'''

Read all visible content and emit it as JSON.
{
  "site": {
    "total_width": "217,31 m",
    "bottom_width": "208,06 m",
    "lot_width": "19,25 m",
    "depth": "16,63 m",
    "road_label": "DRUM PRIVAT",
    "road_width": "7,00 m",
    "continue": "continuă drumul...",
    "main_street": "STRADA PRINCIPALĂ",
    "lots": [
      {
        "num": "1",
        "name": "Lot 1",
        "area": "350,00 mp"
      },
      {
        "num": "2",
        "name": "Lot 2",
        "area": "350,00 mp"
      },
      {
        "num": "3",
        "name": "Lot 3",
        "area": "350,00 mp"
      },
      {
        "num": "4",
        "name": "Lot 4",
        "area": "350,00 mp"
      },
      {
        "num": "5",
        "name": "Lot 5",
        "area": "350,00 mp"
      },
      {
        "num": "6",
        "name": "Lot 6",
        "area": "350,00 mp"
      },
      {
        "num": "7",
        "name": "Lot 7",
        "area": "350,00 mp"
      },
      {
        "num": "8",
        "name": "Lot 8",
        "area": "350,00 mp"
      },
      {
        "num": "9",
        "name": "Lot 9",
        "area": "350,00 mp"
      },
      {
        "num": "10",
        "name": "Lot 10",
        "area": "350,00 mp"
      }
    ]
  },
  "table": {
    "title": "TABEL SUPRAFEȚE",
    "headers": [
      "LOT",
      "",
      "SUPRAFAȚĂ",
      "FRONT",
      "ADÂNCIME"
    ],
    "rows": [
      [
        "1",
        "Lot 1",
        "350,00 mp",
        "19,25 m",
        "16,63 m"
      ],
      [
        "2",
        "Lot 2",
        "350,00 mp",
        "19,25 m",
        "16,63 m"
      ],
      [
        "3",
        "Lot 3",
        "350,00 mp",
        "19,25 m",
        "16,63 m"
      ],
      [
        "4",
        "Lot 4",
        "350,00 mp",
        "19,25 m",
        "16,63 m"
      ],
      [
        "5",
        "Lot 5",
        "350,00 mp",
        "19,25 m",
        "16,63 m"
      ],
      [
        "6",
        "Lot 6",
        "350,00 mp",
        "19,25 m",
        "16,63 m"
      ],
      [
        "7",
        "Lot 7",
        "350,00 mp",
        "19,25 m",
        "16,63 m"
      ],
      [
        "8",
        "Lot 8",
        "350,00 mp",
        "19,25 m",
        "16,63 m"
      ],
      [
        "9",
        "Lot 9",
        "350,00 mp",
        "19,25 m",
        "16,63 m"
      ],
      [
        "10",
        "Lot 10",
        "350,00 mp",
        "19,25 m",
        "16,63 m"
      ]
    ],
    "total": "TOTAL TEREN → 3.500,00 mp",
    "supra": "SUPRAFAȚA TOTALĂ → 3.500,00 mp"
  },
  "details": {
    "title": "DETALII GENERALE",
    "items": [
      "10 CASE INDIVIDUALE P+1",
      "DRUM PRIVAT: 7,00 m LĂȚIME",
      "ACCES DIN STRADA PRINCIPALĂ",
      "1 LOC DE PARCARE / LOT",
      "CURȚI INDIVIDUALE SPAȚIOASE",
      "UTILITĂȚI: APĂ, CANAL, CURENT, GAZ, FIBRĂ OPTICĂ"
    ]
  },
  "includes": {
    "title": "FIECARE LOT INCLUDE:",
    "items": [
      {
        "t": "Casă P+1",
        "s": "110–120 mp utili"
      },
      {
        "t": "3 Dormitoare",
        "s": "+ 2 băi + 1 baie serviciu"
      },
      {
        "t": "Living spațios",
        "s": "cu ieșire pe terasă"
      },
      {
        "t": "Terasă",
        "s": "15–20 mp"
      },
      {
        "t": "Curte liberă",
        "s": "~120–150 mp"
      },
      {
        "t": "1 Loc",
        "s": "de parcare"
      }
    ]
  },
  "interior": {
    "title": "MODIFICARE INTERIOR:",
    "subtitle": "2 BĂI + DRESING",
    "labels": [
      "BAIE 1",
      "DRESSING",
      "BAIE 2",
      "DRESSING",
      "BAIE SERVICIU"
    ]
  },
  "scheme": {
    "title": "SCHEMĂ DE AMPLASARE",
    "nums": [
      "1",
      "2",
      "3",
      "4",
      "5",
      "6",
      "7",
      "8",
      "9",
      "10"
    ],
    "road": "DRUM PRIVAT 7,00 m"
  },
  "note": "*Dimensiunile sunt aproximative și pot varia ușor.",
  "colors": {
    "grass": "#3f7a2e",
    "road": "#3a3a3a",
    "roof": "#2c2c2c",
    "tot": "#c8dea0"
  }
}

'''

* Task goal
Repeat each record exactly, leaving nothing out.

* Your response
Read all visible content and emit it as JSON.
{
  "site": {
    "total_width": "217,31 m",
    "bottom_width": "208,06 m",
    "lot_width": "19,25 m",
    "depth": "16,63 m",
    "road_label": "DRUM PRIVAT",
    "road_width": "7,00 m",
    "continue": "continuă drumul...",
    "main_street": "STRADA PRINCIPALĂ",
    "lots": [
      {
        "num": "1",
        "name": "Lot 1",
        "area": "350,00 mp"
      },
      {
        "num": "2",
        "name": "Lot 2",
        "area": "350,00 mp"
      },
      {
        "num": "3",
        "name": "Lot 3",
        "area": "350,00 mp"
      },
      {
        "num": "4",
        "name": "Lot 4",
        "area": "350,00 mp"
      },
      {
        "num": "5",
        "name": "Lot 5",
        "area": "350,00 mp"
      },
      {
        "num": "6",
        "name": "Lot 6",
        "area": "350,00 mp"
      },
      {
        "num": "7",
        "name": "Lot 7",
        "area": "350,00 mp"
      },
      {
        "num": "8",
        "name": "Lot 8",
        "area": "350,00 mp"
      },
      {
        "num": "9",
        "name": "Lot 9",
        "area": "350,00 mp"
      },
      {
        "num": "10",
        "name": "Lot 10",
        "area": "350,00 mp"
      }
    ]
  },
  "table": {
    "title": "TABEL SUPRAFEȚE",
    "headers": [
      "LOT",
      "",
      "SUPRAFAȚĂ",
      "FRONT",
      "ADÂNCIME"
    ],
    "rows": [
      [
        "1",
        "Lot 1",
        "350,00 mp",
        "19,25 m",
        "16,63 m"
      ],
      [
        "2",
        "Lot 2",
        "350,00 mp",
        "19,25 m",
        "16,63 m"
      ],
      [
        "3",
        "Lot 3",
        "350,00 mp",
        "19,25 m",
        "16,63 m"
      ],
      [
        "4",
        "Lot 4",
        "350,00 mp",
        "19,25 m",
        "16,63 m"
      ],
      [
        "5",
        "Lot 5",
        "350,00 mp",
        "19,25 m",
        "16,63 m"
      ],
      [
        "6",
        "Lot 6",
        "350,00 mp",
        "19,25 m",
        "16,63 m"
      ],
      [
        "7",
        "Lot 7",
        "350,00 mp",
        "19,25 m",
        "16,63 m"
      ],
      [
        "8",
        "Lot 8",
        "350,00 mp",
        "19,25 m",
        "16,63 m"
      ],
      [
        "9",
        "Lot 9",
        "350,00 mp",
        "19,25 m",
        "16,63 m"
      ],
      [
        "10",
        "Lot 10",
        "350,00 mp",
        "19,25 m",
        "16,63 m"
      ]
    ],
    "total": "TOTAL TEREN → 3.500,00 mp",
    "supra": "SUPRAFAȚA TOTALĂ → 3.500,00 mp"
  },
  "details": {
    "title": "DETALII GENERALE",
    "items": [
      "10 CASE INDIVIDUALE P+1",
      "DRUM PRIVAT: 7,00 m LĂȚIME",
      "ACCES DIN STRADA PRINCIPALĂ",
      "1 LOC DE PARCARE / LOT",
      "CURȚI INDIVIDUALE SPAȚIOASE",
      "UTILITĂȚI: APĂ, CANAL, CURENT, GAZ, FIBRĂ OPTICĂ"
    ]
  },
  "includes": {
    "title": "FIECARE LOT INCLUDE:",
    "items": [
      {
        "t": "Casă P+1",
        "s": "110–120 mp utili"
      },
      {
        "t": "3 Dormitoare",
        "s": "+ 2 băi + 1 baie serviciu"
      },
      {
        "t": "Living spațios",
        "s": "cu ieșire pe terasă"
      },
      {
        "t": "Terasă",
        "s": "15–20 mp"
      },
      {
        "t": "Curte liberă",
        "s": "~120–150 mp"
      },
      {
        "t": "1 Loc",
        "s": "de parcare"
      }
    ]
  },
  "interior": {
    "title": "MODIFICARE INTERIOR:",
    "subtitle": "2 BĂI + DRESING",
    "labels": [
      "BAIE 1",
      "DRESSING",
      "BAIE 2",
      "DRESSING",
      "BAIE SERVICIU"
    ]
  },
  "scheme": {
    "title": "SCHEMĂ DE AMPLASARE",
    "nums": [
      "1",
      "2",
      "3",
      "4",
      "5",
      "6",
      "7",
      "8",
      "9",
      "10"
    ],
    "road": "DRUM PRIVAT 7,00 m"
  },
  "note": "*Dimensiunile sunt aproximative și pot varia ușor.",
  "colors": {
    "grass": "#3f7a2e",
    "road": "#3a3a3a",
    "roof": "#2c2c2c",
    "tot": "#c8dea0"
  }
}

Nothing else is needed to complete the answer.